From time to time IRD issue what they call Revenue Alerts and these are intended to provide information about significant or emerging issues which are of concern to IRD.
Last week IRD issued Revenue Alert 18/01 which looks at dividend stripping.
Dividend stripping occurs where a person sells shares for a tax-free capital gain instead of receiving a taxable dividend from the company. The IRD is concerned primarily where a person sells shares in a company to another entity in which the person has a significant ownership interest, i.e. there is arguably little change in ownership.
The avoidance rules around dividend stripping are contained in Section GB 1 and have been with us for a significant period of time, however a recent case Beacham v CIR has highlighted this issue and given the Inland Revenue Department a renewed focus in this area.

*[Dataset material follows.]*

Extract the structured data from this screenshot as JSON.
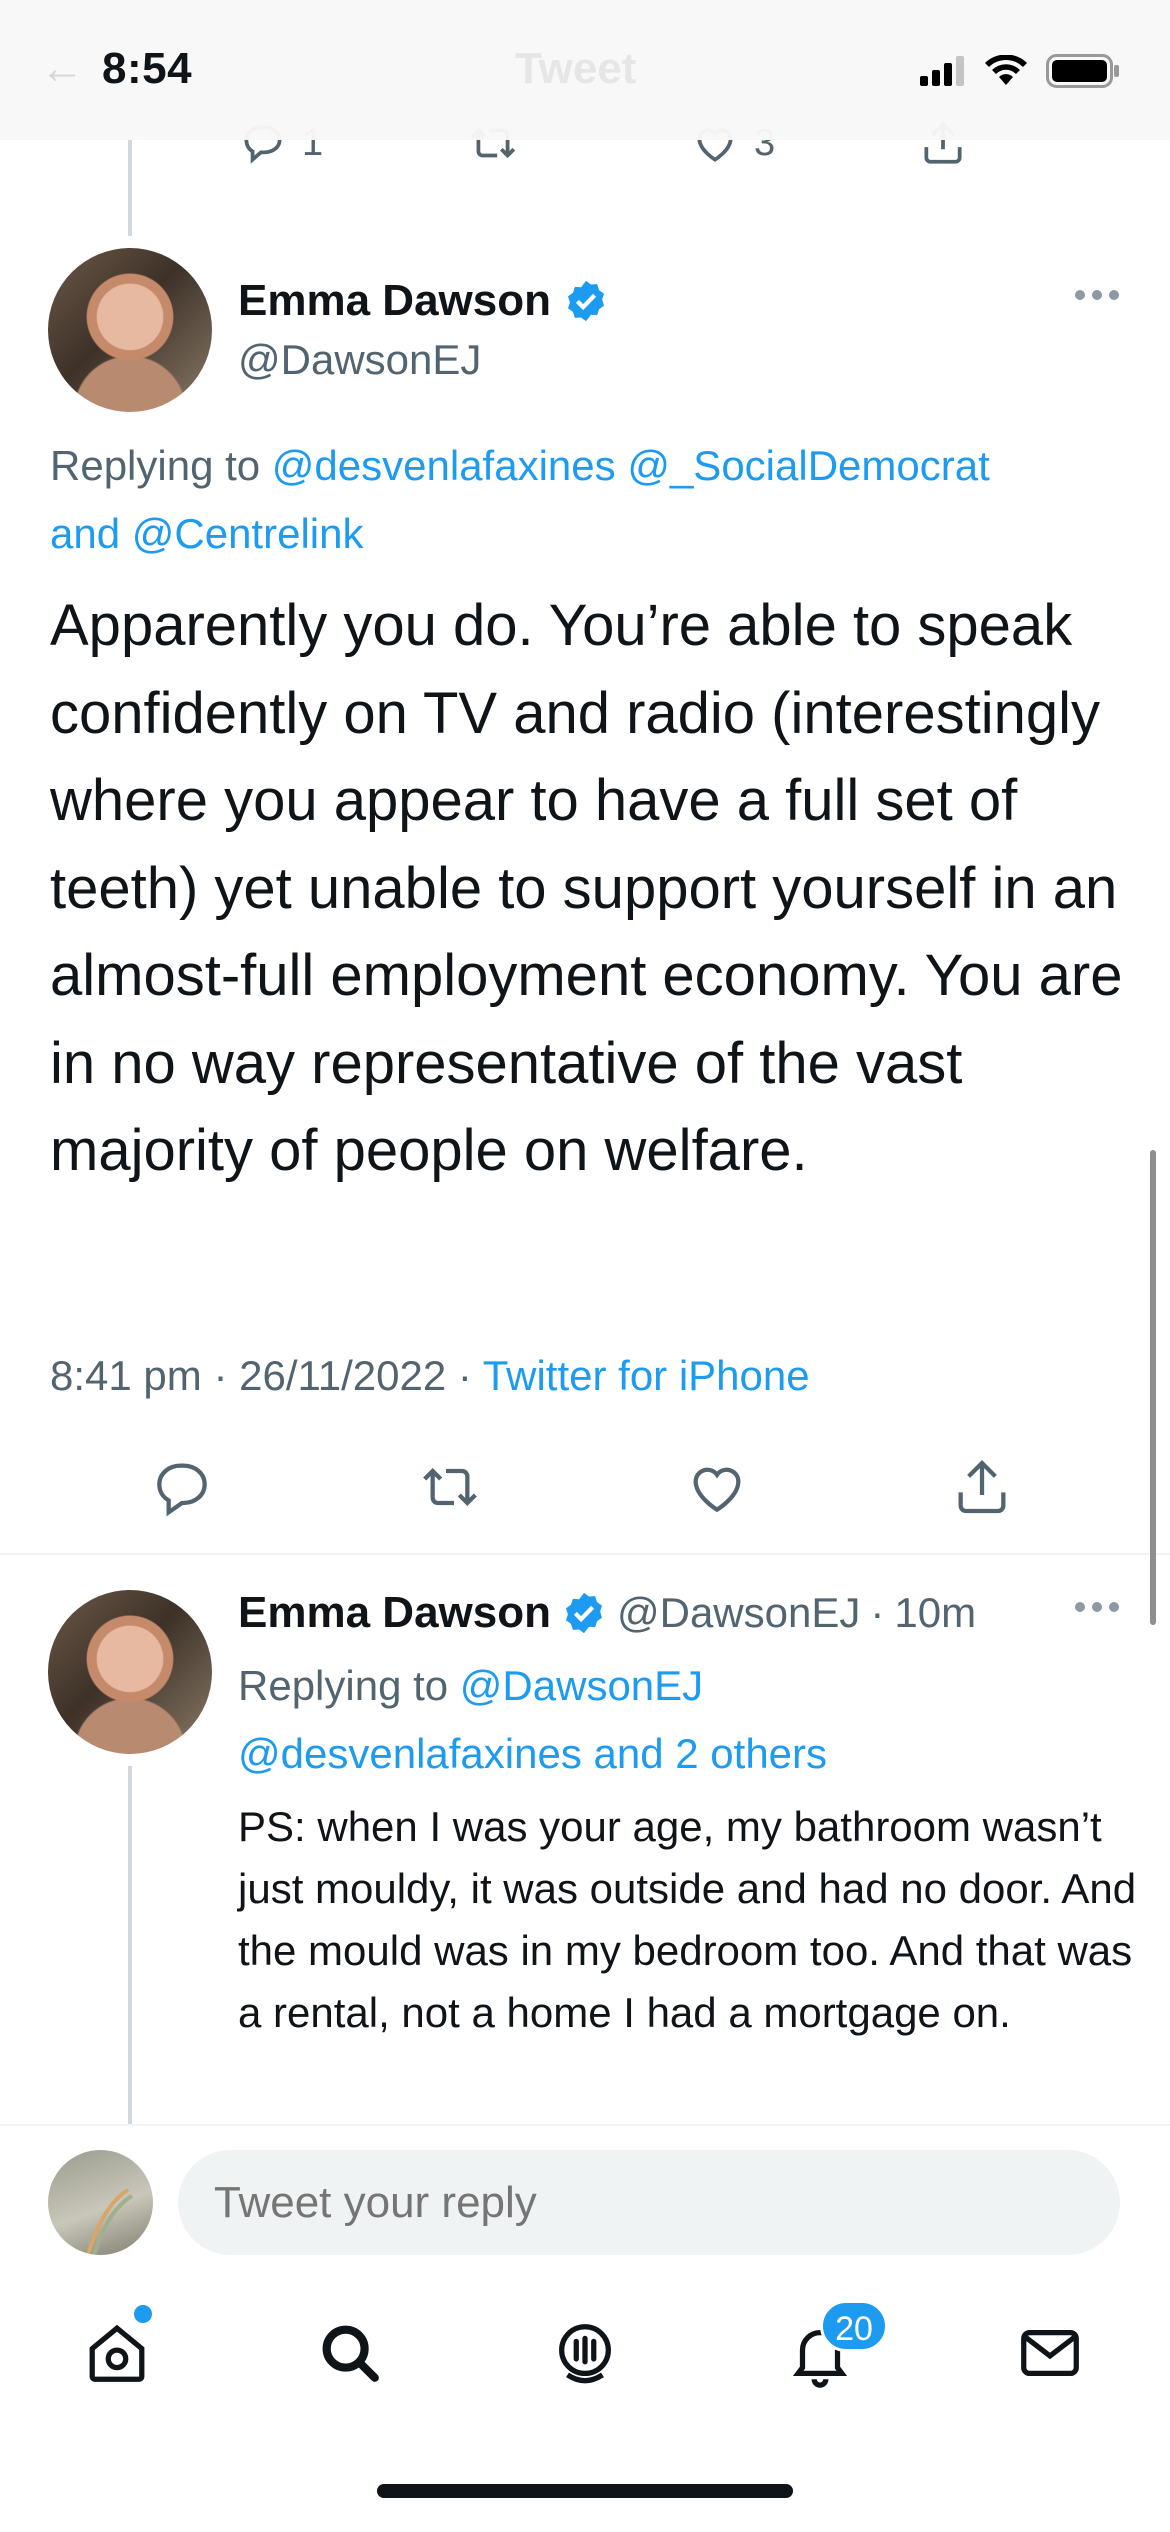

The problem for SME businesses is that almost any type of family restructure is potentially caught under the broad words of the dividend stripping rules. However, some comfort has historically taken from the need for there to be a tax avoidance arrangement before the avoidance provisions could apply and this meant that as long as tax issues were merely incidental the avoidance rules could not apply. However, the Department’s Revenue Alert diminishes this and provides a number of examples which seem to have a reasonably commercial focus where they conclude the dividend stripping rules will apply.
Our concern with this is that in the hands of an IRD auditor this Revenue Alert gives them a mandate to treat pretty much any SME restructure as tax avoidance.
Until further clarity is received around this issue any SME business looking to restructure will need to take great care not to walk into a tax issue. IRD have suggested SME’s can get certainty around this issue by seeking an IRD binding ruling, however the time and cost of the binding ruling process mean for most SME’s this is just not feasible.